A whole lot could be written about Christmas but instead of focusing on just Bentonville, who used to put a big decorated tree on the square, complete with presents, back in the 20’s, I wanted to touch on something we all remember – The Sears Christmas Wish Book!
Although they had started offering a catalog as far back as 1888, by the 30’s they realized that they were missing an opportunity, and that was to cater to children too. In 1934 they published their first Christmas Wish Book, a catalog that had a few features for adults, like coats and pajamas – mostly winter wear – but the rest of which was geared to the kids. I don’t know about you, but I can bet you did just what my brothers and I did – you found the coolest stuff you wanted and circled it and put your name on it.
That way Santa would know exactly what you wanted! It’s in the book! With your name on it even!
Wal-Mart had a lot of the stuff on the shelves by the time I was growing up. I could go see it for myself. But there was a world of stuff out there that they didn’t.
I always, for years after I probably should have known better, put out milk and cookies for Santa. Wouldn’t want him to be hungry and find NOTHING! Then what would happen? No presents? Coal in my stocking? You’d better believe I left stuff for him. Taking no chances.
Share with us on Facebook your favorite Christmas memories. You won’t regret passing it along. My mom always shared the story at Christmas in which they were very poor and my grandfather had gone away for work. They lived in a dirt floor shack. My grandmother was a teacher, but depression times were hard. She got a little doll and a little straw broom. That was all they could afford. Although she passed last year, I’ll always remember that story of her sad Christmas, few toys and no dad at home. Like many of the children today who have lost a parent to death or divorce, have a parent serving overseas in the military.

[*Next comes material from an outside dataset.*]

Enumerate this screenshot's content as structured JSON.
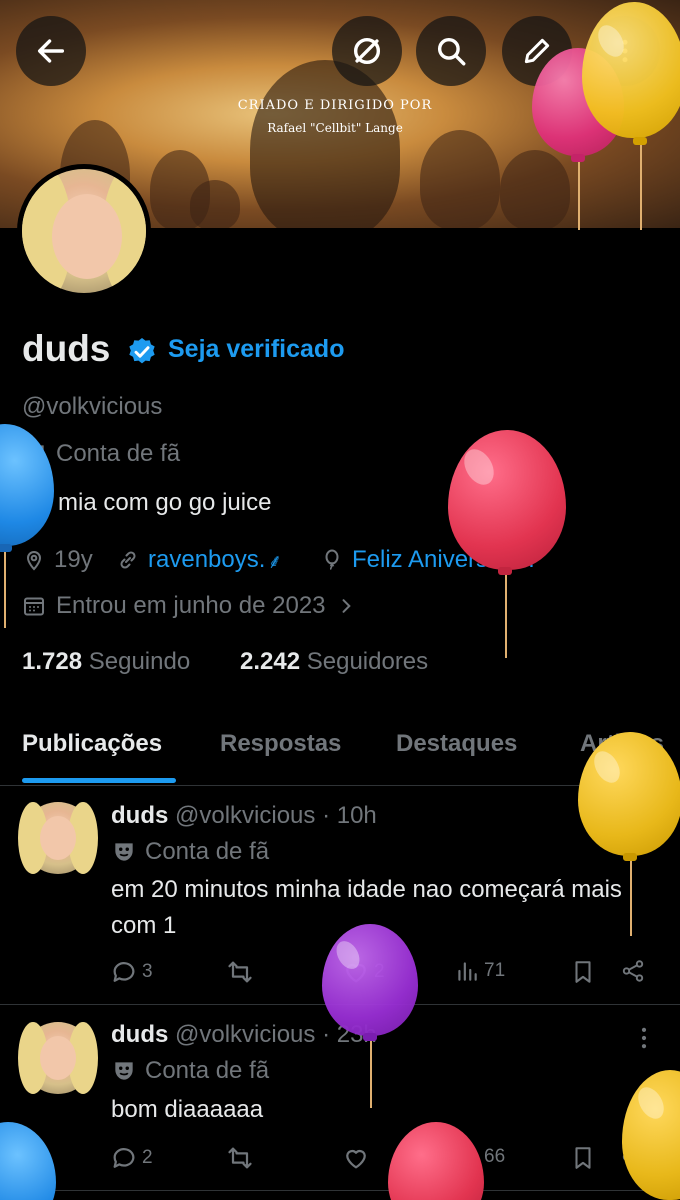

The Bentonville History Museum encourages you to not only share these stories with your children and grandchildren but also to write them down for future children. While you’re at it, spend a day or two a month writing down the things you remember about your childhood, not just Christmas. The magic of Christmas and your story of it and your childhood and how you got by and survived should not be lost. It is to be cherished and remembered.